# Task goal
Copy out the full listing below as it stands, with its pictures left behind.

Start of Block

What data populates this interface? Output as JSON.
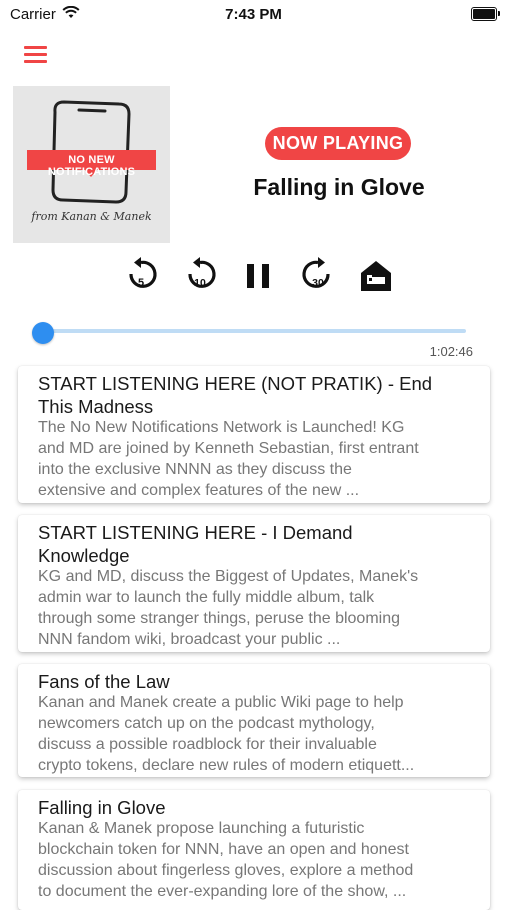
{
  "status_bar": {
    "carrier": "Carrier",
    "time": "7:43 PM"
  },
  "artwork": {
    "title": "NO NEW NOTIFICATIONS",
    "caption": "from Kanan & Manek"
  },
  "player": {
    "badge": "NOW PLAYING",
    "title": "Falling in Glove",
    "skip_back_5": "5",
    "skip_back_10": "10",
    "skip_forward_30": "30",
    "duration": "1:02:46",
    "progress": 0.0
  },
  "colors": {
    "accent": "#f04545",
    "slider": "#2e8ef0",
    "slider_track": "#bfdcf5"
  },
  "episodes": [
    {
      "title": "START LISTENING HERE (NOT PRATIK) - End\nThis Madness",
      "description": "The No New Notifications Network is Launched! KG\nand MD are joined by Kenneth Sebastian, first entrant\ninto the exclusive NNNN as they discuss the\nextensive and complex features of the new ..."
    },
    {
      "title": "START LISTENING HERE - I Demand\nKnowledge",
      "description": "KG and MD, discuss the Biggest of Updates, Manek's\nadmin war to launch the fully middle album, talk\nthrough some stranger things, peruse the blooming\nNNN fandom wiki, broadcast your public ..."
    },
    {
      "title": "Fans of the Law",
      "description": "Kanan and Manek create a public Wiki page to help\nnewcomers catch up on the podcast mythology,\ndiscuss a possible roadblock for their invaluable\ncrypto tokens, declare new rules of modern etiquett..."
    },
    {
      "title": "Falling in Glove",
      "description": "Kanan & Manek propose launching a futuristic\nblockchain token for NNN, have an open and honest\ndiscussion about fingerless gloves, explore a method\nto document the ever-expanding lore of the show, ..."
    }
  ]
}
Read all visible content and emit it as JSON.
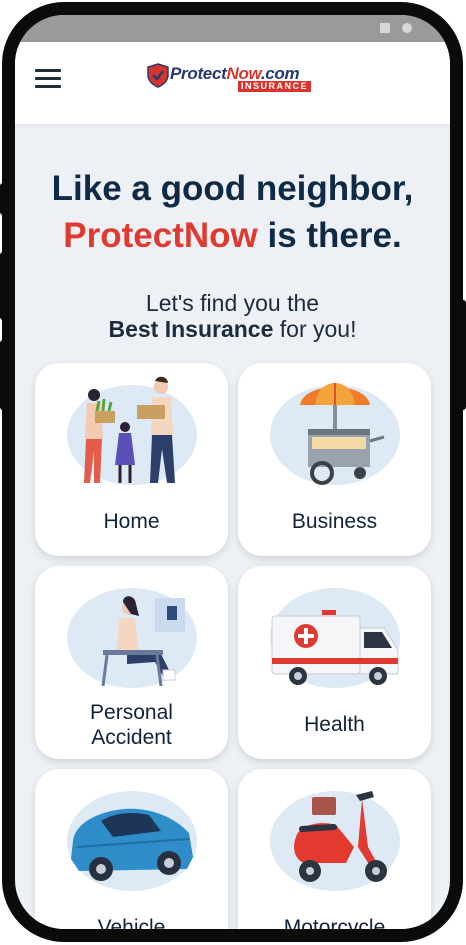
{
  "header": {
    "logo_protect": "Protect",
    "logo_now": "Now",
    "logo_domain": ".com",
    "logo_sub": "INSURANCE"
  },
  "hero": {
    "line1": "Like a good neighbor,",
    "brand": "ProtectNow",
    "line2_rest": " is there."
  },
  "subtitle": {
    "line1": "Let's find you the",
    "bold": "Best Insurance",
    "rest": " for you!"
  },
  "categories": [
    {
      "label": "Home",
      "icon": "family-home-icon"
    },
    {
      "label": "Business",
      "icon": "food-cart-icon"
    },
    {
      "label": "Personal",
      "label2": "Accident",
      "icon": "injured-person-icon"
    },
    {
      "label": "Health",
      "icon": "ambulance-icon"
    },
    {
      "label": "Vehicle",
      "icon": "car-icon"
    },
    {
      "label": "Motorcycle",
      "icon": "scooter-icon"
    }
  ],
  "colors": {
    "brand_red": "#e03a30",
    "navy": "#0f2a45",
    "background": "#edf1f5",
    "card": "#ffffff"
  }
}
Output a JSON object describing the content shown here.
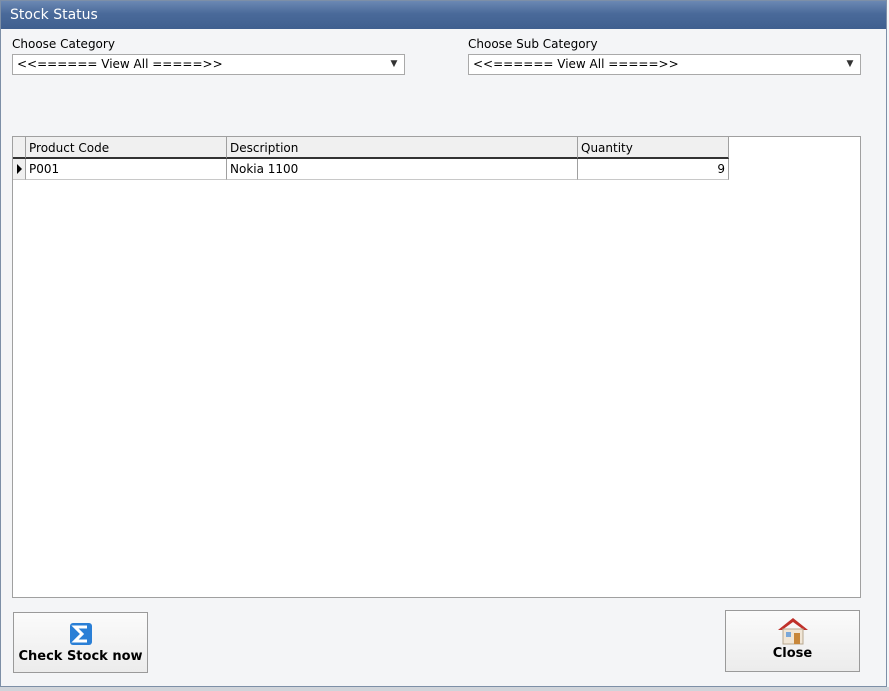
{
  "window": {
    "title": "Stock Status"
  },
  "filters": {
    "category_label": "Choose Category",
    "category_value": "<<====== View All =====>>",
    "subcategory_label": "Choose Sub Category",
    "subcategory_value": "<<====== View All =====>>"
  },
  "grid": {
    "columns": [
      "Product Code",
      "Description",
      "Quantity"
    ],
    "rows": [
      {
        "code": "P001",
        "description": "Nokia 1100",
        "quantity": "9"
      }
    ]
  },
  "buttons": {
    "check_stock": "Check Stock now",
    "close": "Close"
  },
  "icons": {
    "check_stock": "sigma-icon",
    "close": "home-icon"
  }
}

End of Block

# Expected answer
What data populates this interface? Output as JSON.
{
  "status_bar": {
    "carrier": "Carrier",
    "time": "7:43 PM"
  },
  "artwork": {
    "title": "NO NEW NOTIFICATIONS",
    "caption": "from Kanan & Manek"
  },
  "player": {
    "badge": "NOW PLAYING",
    "title": "Falling in Glove",
    "skip_back_5": "5",
    "skip_back_10": "10",
    "skip_forward_30": "30",
    "duration": "1:02:46",
    "progress": 0.0
  },
  "colors": {
    "accent": "#f04545",
    "slider": "#2e8ef0",
    "slider_track": "#bfdcf5"
  },
  "episodes": [
    {
      "title": "START LISTENING HERE (NOT PRATIK) - End\nThis Madness",
      "description": "The No New Notifications Network is Launched! KG\nand MD are joined by Kenneth Sebastian, first entrant\ninto the exclusive NNNN as they discuss the\nextensive and complex features of the new ..."
    },
    {
      "title": "START LISTENING HERE - I Demand\nKnowledge",
      "description": "KG and MD, discuss the Biggest of Updates, Manek's\nadmin war to launch the fully middle album, talk\nthrough some stranger things, peruse the blooming\nNNN fandom wiki, broadcast your public ..."
    },
    {
      "title": "Fans of the Law",
      "description": "Kanan and Manek create a public Wiki page to help\nnewcomers catch up on the podcast mythology,\ndiscuss a possible roadblock for their invaluable\ncrypto tokens, declare new rules of modern etiquett..."
    },
    {
      "title": "Falling in Glove",
      "description": "Kanan & Manek propose launching a futuristic\nblockchain token for NNN, have an open and honest\ndiscussion about fingerless gloves, explore a method\nto document the ever-expanding lore of the show, ..."
    }
  ]
}
Read all visible content and emit it as JSON.
{
  "header": {
    "logo_protect": "Protect",
    "logo_now": "Now",
    "logo_domain": ".com",
    "logo_sub": "INSURANCE"
  },
  "hero": {
    "line1": "Like a good neighbor,",
    "brand": "ProtectNow",
    "line2_rest": " is there."
  },
  "subtitle": {
    "line1": "Let's find you the",
    "bold": "Best Insurance",
    "rest": " for you!"
  },
  "categories": [
    {
      "label": "Home",
      "icon": "family-home-icon"
    },
    {
      "label": "Business",
      "icon": "food-cart-icon"
    },
    {
      "label": "Personal",
      "label2": "Accident",
      "icon": "injured-person-icon"
    },
    {
      "label": "Health",
      "icon": "ambulance-icon"
    },
    {
      "label": "Vehicle",
      "icon": "car-icon"
    },
    {
      "label": "Motorcycle",
      "icon": "scooter-icon"
    }
  ],
  "colors": {
    "brand_red": "#e03a30",
    "navy": "#0f2a45",
    "background": "#edf1f5",
    "card": "#ffffff"
  }
}
Output a JSON object describing the content shown here.
{
  "window": {
    "title": "Stock Status"
  },
  "filters": {
    "category_label": "Choose Category",
    "category_value": "<<====== View All =====>>",
    "subcategory_label": "Choose Sub Category",
    "subcategory_value": "<<====== View All =====>>"
  },
  "grid": {
    "columns": [
      "Product Code",
      "Description",
      "Quantity"
    ],
    "rows": [
      {
        "code": "P001",
        "description": "Nokia 1100",
        "quantity": "9"
      }
    ]
  },
  "buttons": {
    "check_stock": "Check Stock now",
    "close": "Close"
  },
  "icons": {
    "check_stock": "sigma-icon",
    "close": "home-icon"
  }
}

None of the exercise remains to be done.